- What you will do -
Your answer should be one number, namely how many lines in the listing below include the word "JSON".

- Input records -
[Start of Attachment]

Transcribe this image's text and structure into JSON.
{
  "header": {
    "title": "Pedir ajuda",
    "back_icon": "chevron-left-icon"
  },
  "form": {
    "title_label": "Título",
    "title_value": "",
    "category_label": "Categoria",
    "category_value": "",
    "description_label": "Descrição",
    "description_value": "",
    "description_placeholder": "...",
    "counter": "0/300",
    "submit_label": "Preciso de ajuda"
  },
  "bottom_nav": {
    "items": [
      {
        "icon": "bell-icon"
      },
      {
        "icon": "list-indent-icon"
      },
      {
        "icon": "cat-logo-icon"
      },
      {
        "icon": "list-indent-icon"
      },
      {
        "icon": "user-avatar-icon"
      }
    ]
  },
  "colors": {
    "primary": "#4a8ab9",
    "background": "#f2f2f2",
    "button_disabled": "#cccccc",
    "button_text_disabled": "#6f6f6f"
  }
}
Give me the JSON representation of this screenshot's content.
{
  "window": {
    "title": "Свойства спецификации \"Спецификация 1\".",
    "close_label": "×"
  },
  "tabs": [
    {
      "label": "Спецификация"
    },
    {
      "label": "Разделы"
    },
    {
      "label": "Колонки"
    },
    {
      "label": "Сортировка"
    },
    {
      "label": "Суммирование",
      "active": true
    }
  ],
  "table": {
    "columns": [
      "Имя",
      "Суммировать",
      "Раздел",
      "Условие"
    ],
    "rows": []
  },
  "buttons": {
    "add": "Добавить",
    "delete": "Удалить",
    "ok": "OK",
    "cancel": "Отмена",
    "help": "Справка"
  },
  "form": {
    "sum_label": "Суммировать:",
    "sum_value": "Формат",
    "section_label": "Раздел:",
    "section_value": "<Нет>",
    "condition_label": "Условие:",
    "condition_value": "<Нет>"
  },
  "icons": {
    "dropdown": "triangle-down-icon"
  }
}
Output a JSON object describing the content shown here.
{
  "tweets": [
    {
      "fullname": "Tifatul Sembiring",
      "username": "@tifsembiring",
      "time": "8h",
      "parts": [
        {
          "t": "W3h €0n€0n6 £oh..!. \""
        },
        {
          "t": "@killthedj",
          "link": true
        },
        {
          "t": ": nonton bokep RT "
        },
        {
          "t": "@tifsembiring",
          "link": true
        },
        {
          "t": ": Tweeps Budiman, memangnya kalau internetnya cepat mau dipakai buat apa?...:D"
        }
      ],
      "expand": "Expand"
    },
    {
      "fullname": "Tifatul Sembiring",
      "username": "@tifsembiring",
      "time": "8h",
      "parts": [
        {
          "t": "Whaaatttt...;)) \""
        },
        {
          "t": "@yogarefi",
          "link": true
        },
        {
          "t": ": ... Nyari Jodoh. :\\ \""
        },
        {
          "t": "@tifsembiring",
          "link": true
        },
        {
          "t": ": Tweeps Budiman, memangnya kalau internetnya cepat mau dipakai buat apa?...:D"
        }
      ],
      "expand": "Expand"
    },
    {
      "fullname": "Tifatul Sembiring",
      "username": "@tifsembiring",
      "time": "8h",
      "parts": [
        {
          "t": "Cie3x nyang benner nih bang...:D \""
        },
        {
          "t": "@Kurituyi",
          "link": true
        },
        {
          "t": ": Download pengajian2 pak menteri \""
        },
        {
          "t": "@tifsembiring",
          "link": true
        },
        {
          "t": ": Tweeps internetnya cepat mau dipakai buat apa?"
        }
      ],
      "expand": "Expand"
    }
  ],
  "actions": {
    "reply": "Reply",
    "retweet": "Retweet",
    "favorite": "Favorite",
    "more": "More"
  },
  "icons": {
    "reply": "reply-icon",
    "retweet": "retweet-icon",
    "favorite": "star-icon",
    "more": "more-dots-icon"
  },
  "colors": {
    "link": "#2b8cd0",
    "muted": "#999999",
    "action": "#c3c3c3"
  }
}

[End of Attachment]

- Exercise solution -
3